◆ TASK DIRECTIONS ◆
Match on the string "location" in the entries below and return every matching line.

◆ Items from a dataset ◆
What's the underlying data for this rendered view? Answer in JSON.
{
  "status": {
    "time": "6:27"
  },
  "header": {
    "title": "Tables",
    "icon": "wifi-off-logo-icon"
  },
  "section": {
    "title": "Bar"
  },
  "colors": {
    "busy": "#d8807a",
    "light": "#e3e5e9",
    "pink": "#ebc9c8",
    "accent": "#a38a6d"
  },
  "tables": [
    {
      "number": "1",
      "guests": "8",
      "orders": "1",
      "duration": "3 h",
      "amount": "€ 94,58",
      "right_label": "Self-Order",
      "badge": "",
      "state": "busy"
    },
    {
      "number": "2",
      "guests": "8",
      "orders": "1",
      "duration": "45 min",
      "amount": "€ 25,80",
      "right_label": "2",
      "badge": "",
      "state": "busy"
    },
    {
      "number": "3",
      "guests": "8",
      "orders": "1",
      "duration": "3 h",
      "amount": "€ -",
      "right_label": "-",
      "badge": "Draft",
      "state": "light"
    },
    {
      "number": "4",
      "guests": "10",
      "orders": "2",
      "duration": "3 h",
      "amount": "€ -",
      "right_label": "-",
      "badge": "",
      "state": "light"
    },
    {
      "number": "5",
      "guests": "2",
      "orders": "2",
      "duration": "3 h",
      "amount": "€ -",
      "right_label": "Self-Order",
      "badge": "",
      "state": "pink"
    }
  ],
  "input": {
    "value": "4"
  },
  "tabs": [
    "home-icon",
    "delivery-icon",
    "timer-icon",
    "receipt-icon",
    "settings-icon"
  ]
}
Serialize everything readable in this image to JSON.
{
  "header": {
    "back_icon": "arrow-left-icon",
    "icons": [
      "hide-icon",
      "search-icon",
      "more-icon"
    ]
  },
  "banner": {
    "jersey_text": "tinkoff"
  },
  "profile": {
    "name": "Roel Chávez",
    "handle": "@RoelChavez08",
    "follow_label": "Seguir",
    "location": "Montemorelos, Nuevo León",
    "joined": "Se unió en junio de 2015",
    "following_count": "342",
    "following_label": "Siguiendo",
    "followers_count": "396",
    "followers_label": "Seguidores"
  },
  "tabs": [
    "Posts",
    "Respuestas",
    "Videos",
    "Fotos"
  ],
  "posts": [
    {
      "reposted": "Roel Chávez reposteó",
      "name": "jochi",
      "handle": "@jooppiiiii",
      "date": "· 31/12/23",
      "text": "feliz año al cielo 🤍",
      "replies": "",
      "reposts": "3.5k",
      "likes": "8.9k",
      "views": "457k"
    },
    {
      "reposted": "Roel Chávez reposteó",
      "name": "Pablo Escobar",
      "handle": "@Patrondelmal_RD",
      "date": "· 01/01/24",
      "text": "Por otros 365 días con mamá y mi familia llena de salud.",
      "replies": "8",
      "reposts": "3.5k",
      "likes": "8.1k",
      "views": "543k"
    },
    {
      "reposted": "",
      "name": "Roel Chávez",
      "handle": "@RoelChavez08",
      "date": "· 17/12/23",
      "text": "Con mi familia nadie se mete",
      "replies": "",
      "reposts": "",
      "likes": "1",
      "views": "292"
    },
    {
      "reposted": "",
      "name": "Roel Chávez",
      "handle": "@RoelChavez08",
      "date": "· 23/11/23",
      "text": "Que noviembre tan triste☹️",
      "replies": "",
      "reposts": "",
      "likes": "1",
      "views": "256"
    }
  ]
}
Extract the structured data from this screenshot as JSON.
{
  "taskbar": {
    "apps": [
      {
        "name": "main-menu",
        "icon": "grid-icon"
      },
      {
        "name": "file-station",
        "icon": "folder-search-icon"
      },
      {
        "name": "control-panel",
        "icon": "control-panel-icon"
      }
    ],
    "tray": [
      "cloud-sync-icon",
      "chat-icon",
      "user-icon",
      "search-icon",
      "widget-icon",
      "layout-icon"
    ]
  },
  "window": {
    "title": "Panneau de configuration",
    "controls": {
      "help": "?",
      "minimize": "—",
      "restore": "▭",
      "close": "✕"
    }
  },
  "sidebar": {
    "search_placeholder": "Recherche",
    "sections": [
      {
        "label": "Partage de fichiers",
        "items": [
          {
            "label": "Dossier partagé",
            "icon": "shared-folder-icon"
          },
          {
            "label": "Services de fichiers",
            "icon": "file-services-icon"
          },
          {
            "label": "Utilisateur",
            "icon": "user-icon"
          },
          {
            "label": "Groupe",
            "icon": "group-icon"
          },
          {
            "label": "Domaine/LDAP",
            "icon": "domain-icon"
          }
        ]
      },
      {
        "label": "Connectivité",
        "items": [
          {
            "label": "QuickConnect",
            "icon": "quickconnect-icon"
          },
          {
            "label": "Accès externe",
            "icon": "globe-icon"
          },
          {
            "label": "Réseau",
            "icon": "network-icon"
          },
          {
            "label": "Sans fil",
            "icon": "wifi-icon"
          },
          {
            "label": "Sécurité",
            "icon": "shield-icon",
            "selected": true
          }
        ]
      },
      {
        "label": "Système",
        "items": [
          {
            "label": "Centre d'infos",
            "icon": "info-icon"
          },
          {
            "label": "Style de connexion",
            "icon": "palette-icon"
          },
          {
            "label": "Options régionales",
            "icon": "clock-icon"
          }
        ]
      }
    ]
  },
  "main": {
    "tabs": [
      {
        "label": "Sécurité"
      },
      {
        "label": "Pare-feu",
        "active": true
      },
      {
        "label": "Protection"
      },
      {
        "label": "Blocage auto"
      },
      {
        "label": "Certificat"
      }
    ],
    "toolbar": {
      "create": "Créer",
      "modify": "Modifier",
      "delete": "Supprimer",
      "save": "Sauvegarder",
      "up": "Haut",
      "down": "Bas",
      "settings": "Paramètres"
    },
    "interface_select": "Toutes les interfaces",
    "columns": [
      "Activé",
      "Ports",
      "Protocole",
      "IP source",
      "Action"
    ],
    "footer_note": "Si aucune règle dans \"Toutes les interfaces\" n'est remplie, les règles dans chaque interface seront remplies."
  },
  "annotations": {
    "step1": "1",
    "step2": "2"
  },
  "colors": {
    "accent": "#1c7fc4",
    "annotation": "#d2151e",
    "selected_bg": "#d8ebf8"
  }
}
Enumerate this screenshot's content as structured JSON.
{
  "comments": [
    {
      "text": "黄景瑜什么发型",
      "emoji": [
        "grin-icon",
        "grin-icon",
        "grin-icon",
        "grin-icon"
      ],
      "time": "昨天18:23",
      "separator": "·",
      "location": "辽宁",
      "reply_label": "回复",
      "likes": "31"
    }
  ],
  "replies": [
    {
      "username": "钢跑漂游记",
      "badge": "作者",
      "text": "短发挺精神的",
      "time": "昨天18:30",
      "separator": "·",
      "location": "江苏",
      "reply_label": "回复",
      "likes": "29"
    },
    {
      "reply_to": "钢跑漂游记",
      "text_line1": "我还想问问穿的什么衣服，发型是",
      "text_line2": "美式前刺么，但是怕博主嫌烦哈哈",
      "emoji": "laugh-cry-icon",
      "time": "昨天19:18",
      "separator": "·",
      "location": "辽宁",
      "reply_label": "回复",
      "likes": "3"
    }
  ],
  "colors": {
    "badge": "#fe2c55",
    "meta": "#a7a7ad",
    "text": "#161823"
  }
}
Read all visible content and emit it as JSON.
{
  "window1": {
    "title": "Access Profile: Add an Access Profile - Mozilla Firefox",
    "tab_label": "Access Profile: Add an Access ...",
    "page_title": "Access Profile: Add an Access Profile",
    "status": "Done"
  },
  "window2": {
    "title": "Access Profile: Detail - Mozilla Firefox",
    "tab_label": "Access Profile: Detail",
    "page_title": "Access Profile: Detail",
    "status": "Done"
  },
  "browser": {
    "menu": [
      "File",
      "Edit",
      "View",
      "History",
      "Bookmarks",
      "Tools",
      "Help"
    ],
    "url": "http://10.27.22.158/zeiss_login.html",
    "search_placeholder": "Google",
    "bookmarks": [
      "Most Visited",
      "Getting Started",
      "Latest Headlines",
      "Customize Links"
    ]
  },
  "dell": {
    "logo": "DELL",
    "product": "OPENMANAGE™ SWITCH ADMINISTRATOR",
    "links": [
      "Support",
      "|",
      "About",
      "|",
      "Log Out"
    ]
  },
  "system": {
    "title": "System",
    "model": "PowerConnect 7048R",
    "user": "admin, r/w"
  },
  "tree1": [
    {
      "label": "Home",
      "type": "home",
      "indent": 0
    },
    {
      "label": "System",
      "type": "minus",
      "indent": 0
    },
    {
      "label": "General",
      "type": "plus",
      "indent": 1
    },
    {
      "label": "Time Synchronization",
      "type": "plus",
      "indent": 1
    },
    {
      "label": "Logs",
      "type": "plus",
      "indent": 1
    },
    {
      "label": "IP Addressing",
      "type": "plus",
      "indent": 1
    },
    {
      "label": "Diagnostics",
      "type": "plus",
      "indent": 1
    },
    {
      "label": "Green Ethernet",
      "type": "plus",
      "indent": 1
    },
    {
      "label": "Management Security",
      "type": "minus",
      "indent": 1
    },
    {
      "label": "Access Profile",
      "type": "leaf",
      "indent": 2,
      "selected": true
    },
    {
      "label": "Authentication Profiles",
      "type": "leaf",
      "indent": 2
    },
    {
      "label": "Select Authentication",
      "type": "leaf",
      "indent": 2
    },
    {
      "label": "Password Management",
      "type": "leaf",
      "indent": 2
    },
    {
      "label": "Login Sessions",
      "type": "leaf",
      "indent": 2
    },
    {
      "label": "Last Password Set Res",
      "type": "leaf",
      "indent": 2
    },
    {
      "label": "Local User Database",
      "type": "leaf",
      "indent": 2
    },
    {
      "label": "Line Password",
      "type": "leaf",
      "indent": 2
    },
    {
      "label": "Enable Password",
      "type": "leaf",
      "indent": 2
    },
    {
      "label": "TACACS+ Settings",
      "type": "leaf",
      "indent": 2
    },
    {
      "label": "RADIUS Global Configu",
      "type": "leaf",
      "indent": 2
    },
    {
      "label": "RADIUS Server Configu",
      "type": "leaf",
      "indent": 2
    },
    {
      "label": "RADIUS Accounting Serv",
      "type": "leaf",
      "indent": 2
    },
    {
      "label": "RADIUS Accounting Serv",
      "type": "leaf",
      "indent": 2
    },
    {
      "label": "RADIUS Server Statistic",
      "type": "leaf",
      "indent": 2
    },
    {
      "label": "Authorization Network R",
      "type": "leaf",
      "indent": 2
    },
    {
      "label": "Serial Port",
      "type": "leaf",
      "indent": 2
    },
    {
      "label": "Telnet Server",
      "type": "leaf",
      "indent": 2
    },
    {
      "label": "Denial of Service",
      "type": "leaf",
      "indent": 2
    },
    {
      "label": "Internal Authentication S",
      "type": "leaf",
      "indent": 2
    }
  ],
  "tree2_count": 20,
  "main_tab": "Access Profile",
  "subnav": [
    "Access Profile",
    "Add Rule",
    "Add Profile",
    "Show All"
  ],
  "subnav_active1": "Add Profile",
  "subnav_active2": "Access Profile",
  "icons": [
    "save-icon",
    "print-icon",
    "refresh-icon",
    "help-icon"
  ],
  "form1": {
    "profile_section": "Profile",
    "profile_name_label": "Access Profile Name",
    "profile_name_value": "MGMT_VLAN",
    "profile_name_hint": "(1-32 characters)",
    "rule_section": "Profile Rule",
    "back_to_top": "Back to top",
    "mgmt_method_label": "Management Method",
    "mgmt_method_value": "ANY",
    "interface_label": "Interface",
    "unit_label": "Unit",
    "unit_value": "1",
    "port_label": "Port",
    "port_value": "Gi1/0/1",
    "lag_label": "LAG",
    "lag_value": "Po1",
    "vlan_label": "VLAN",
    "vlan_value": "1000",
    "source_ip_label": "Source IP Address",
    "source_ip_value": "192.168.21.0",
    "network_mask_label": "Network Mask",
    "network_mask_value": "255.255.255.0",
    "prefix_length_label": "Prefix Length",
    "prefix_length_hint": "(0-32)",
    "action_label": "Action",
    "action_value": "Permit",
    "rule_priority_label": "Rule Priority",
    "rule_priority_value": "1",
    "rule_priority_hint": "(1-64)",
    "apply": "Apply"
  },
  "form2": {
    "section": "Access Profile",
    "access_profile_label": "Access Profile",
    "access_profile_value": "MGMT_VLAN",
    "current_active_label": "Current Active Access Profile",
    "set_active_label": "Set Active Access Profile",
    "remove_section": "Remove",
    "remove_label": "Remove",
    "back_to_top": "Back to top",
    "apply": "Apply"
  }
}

◆ ANSWER FOR THE TASK ◆
    "location": "Montemorelos, Nuevo León",
      "location": "辽宁",
      "location": "江苏",
      "location": "辽宁",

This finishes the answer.